__RECORDS FOR THIS EXERCISE__
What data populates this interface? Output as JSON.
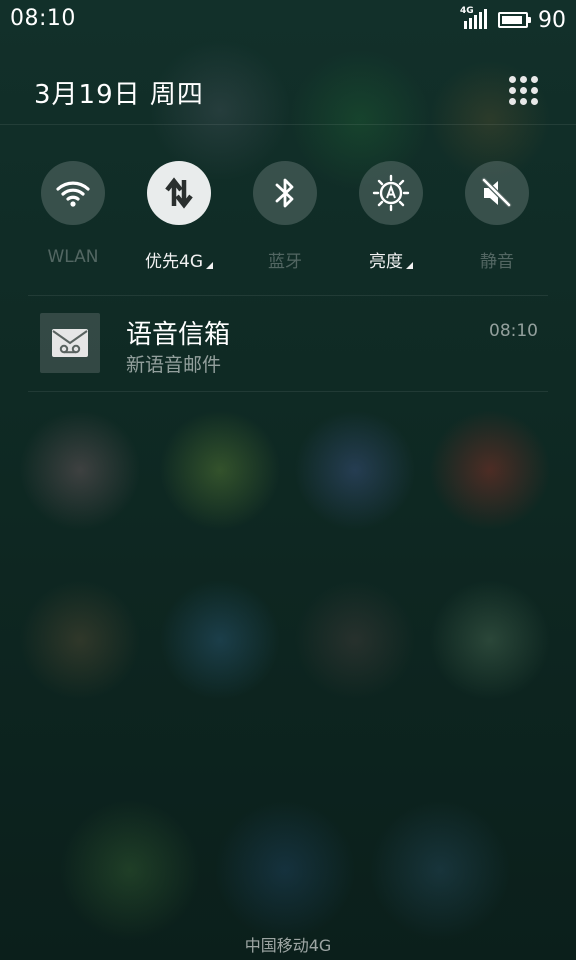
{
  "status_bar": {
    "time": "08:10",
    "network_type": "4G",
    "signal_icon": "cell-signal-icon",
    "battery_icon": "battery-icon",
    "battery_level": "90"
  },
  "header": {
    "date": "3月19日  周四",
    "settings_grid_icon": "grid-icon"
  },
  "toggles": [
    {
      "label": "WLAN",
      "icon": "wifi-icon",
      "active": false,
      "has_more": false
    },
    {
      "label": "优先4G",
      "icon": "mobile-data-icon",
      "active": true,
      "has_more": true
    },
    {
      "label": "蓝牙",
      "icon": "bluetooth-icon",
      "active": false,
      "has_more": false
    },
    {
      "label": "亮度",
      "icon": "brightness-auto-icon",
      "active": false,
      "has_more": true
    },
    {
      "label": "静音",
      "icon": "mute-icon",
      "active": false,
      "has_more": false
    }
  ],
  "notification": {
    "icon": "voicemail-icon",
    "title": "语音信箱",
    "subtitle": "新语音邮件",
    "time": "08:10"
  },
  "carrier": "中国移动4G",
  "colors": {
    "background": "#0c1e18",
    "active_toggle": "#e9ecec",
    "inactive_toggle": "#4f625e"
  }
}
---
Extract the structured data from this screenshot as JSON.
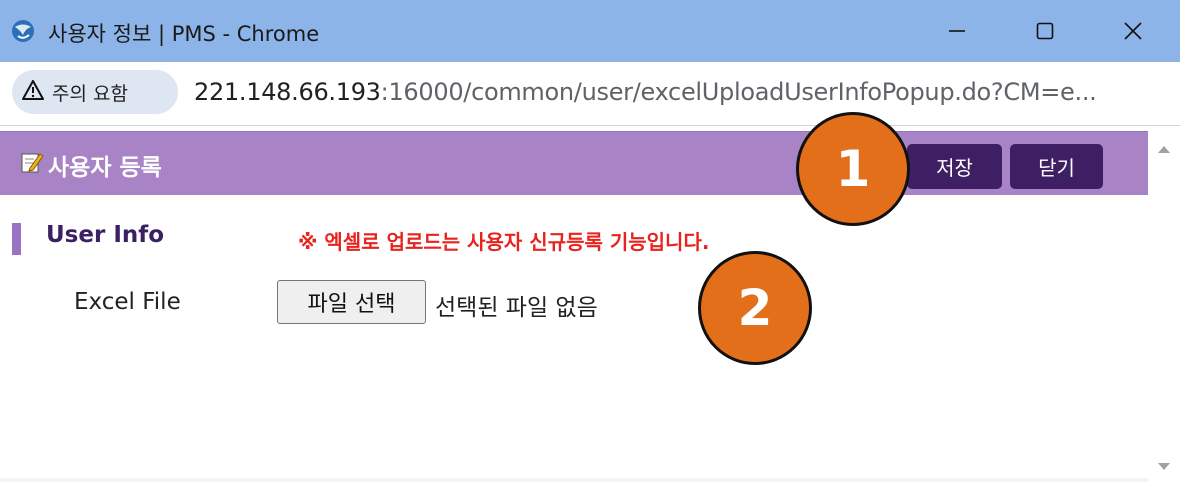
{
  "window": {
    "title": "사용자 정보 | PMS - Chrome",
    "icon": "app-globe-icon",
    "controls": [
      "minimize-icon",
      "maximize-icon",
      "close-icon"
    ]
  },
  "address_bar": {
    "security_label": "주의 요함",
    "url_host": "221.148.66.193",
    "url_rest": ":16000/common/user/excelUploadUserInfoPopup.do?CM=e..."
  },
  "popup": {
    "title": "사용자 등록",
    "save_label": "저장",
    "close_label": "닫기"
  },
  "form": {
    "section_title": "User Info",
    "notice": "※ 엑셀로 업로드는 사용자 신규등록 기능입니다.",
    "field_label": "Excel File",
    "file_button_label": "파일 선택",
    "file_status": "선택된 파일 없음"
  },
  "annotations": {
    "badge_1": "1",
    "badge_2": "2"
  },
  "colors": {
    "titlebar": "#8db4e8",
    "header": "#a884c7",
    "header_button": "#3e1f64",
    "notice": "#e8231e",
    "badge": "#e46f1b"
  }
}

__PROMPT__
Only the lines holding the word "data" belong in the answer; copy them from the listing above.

__TASK RESPONSE__
What data populates this interface? Output as JSON.
      "icon": "mobile-data-icon",
Extract the structured data from this screenshot as JSON.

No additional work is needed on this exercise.